__RECORD EXCERPTS__:
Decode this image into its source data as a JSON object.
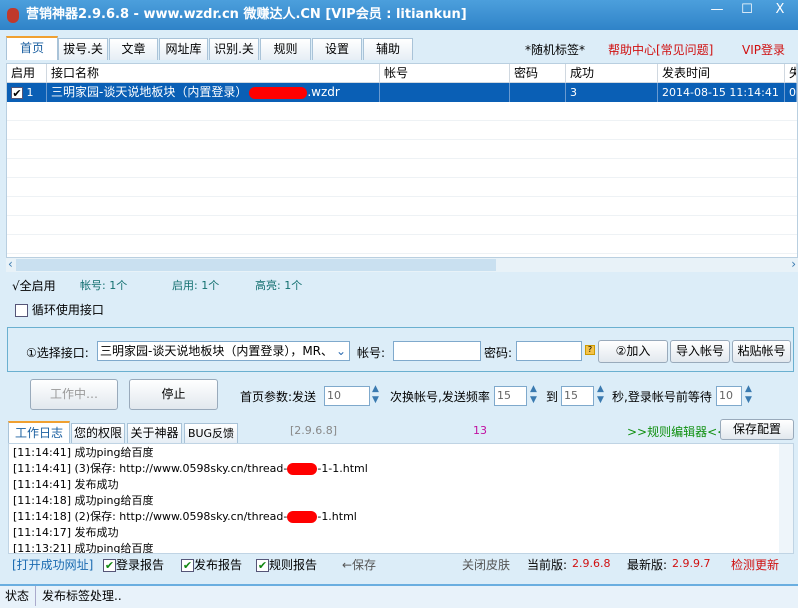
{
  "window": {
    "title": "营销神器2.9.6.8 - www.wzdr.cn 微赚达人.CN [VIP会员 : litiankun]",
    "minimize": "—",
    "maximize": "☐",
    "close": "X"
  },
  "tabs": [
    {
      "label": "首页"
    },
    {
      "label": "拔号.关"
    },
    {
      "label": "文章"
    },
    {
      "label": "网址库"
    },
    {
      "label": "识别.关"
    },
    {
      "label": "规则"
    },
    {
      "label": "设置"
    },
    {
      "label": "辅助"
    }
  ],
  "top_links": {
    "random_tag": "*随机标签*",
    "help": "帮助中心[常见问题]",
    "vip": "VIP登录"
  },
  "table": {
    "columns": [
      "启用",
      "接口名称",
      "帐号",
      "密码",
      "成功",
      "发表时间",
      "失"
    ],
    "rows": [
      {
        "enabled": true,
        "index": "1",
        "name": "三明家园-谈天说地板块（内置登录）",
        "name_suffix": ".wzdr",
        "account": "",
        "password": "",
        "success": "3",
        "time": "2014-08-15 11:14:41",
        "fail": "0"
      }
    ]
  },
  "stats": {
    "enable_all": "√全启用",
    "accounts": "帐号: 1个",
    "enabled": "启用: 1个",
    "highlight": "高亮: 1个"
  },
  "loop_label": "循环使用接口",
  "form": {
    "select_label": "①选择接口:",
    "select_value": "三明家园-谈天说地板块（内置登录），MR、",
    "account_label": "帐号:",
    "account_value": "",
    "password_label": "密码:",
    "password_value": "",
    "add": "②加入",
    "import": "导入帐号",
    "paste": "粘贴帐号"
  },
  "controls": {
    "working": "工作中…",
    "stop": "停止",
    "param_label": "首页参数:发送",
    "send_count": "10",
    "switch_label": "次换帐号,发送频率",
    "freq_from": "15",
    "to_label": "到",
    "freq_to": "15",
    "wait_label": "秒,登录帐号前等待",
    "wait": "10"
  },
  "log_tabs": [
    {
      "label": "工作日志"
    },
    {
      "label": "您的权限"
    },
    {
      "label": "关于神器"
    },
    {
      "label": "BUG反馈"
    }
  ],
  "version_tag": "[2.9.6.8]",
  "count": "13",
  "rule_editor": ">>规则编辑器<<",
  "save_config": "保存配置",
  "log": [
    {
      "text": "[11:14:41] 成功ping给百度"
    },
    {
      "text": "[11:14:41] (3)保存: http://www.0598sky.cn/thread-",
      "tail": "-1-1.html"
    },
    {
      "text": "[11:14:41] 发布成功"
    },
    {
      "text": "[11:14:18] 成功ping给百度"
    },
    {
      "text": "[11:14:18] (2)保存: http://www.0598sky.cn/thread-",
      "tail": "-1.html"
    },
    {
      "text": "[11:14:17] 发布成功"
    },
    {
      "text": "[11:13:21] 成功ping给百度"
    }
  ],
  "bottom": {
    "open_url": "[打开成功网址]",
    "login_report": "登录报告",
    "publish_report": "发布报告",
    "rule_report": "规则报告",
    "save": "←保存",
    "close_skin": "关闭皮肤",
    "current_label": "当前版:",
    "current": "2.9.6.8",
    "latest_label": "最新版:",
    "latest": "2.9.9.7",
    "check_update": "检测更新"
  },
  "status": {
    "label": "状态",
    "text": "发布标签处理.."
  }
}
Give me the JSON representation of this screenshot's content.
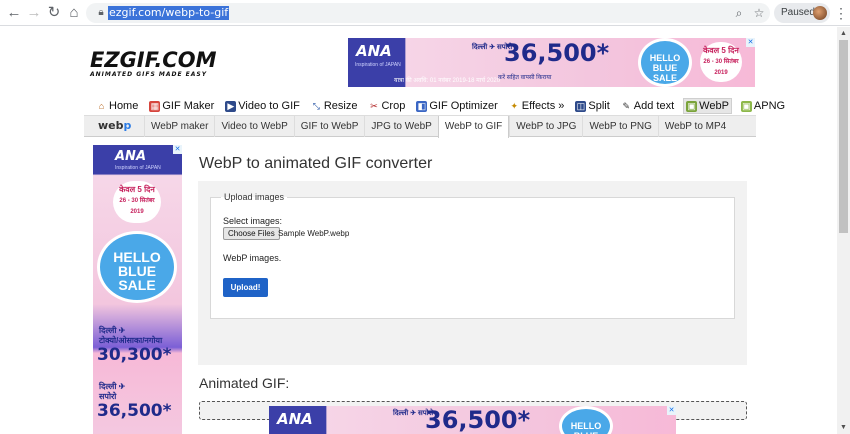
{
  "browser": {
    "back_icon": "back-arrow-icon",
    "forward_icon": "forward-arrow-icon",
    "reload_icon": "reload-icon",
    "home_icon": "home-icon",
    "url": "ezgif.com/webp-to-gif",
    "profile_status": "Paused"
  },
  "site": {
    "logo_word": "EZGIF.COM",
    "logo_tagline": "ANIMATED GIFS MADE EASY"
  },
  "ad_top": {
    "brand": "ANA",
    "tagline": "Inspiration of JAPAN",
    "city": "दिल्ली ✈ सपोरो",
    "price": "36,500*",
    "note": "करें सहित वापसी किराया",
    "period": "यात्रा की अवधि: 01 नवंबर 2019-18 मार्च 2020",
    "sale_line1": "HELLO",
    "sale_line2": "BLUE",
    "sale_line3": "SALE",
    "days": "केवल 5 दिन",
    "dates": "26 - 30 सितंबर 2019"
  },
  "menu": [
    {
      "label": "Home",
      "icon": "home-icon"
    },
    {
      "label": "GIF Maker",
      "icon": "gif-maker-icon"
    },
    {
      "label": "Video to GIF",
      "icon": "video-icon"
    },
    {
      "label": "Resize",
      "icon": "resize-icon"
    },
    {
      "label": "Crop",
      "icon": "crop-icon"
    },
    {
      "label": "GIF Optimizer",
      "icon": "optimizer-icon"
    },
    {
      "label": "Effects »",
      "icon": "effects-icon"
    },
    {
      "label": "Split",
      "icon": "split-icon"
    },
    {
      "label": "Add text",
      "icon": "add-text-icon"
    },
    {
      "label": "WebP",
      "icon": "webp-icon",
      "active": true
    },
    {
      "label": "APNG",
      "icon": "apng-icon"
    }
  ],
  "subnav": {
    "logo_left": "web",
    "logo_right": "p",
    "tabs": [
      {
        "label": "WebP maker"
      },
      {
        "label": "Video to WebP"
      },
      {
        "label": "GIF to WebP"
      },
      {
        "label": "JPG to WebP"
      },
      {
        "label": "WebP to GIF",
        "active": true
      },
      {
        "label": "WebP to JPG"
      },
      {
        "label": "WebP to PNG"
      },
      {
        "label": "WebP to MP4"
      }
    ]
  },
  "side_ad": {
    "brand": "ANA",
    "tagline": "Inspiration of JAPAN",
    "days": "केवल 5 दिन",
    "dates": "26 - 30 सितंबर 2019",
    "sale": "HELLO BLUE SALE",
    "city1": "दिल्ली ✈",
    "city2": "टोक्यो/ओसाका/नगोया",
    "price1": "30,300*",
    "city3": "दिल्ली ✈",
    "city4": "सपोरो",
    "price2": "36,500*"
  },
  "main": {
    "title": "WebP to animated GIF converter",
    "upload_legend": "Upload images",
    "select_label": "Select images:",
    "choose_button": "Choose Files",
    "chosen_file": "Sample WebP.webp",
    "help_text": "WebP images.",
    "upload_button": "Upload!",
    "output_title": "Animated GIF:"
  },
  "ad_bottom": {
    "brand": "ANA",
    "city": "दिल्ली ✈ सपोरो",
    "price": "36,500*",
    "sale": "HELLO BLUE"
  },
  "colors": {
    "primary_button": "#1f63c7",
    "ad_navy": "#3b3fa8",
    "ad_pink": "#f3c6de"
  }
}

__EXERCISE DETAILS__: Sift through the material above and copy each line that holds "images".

__SOLUTION FOR THIS TASK__:
    "upload_legend": "Upload images",
    "select_label": "Select images:",
    "help_text": "WebP images.",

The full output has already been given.